▶ What needs to be done:
All entries are to be repeated exactly as shown below.

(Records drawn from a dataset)

────────────────────────────────────────

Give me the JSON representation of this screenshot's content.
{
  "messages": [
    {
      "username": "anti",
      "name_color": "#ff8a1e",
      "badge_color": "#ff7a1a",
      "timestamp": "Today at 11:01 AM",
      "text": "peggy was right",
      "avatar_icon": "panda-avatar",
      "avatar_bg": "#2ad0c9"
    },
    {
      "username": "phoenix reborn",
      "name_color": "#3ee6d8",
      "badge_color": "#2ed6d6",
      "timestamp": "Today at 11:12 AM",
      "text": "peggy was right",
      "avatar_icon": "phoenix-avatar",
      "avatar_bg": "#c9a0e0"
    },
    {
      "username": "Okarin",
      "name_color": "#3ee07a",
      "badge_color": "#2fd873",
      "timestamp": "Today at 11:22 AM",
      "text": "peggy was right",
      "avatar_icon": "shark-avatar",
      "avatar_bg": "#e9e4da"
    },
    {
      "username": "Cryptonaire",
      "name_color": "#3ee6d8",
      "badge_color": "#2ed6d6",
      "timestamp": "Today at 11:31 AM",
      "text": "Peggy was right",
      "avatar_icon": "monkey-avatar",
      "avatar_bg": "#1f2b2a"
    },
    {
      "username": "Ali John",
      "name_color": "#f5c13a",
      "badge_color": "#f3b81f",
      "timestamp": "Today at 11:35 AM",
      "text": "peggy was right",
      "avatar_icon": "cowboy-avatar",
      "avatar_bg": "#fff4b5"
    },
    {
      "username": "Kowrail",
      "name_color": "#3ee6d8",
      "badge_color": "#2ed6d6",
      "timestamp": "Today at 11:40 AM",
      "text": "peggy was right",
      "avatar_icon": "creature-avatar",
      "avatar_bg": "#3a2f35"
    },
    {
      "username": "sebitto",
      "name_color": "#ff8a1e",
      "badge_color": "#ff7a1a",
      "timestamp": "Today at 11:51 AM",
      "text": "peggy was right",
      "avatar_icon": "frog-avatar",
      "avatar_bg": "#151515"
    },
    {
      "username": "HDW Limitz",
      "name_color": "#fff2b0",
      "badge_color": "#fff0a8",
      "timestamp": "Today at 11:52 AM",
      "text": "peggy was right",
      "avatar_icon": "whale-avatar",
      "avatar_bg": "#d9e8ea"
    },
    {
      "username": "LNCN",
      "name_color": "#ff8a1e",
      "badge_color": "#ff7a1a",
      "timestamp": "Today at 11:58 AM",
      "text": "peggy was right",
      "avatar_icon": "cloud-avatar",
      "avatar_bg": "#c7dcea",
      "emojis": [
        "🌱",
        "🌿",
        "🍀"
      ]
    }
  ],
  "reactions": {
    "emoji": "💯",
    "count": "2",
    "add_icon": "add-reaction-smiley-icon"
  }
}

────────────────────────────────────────

▶ Result:
Give me the JSON representation of this screenshot's content.
{
  "messages": [
    {
      "username": "anti",
      "name_color": "#ff8a1e",
      "badge_color": "#ff7a1a",
      "timestamp": "Today at 11:01 AM",
      "text": "peggy was right",
      "avatar_icon": "panda-avatar",
      "avatar_bg": "#2ad0c9"
    },
    {
      "username": "phoenix reborn",
      "name_color": "#3ee6d8",
      "badge_color": "#2ed6d6",
      "timestamp": "Today at 11:12 AM",
      "text": "peggy was right",
      "avatar_icon": "phoenix-avatar",
      "avatar_bg": "#c9a0e0"
    },
    {
      "username": "Okarin",
      "name_color": "#3ee07a",
      "badge_color": "#2fd873",
      "timestamp": "Today at 11:22 AM",
      "text": "peggy was right",
      "avatar_icon": "shark-avatar",
      "avatar_bg": "#e9e4da"
    },
    {
      "username": "Cryptonaire",
      "name_color": "#3ee6d8",
      "badge_color": "#2ed6d6",
      "timestamp": "Today at 11:31 AM",
      "text": "Peggy was right",
      "avatar_icon": "monkey-avatar",
      "avatar_bg": "#1f2b2a"
    },
    {
      "username": "Ali John",
      "name_color": "#f5c13a",
      "badge_color": "#f3b81f",
      "timestamp": "Today at 11:35 AM",
      "text": "peggy was right",
      "avatar_icon": "cowboy-avatar",
      "avatar_bg": "#fff4b5"
    },
    {
      "username": "Kowrail",
      "name_color": "#3ee6d8",
      "badge_color": "#2ed6d6",
      "timestamp": "Today at 11:40 AM",
      "text": "peggy was right",
      "avatar_icon": "creature-avatar",
      "avatar_bg": "#3a2f35"
    },
    {
      "username": "sebitto",
      "name_color": "#ff8a1e",
      "badge_color": "#ff7a1a",
      "timestamp": "Today at 11:51 AM",
      "text": "peggy was right",
      "avatar_icon": "frog-avatar",
      "avatar_bg": "#151515"
    },
    {
      "username": "HDW Limitz",
      "name_color": "#fff2b0",
      "badge_color": "#fff0a8",
      "timestamp": "Today at 11:52 AM",
      "text": "peggy was right",
      "avatar_icon": "whale-avatar",
      "avatar_bg": "#d9e8ea"
    },
    {
      "username": "LNCN",
      "name_color": "#ff8a1e",
      "badge_color": "#ff7a1a",
      "timestamp": "Today at 11:58 AM",
      "text": "peggy was right",
      "avatar_icon": "cloud-avatar",
      "avatar_bg": "#c7dcea",
      "emojis": [
        "🌱",
        "🌿",
        "🍀"
      ]
    }
  ],
  "reactions": {
    "emoji": "💯",
    "count": "2",
    "add_icon": "add-reaction-smiley-icon"
  }
}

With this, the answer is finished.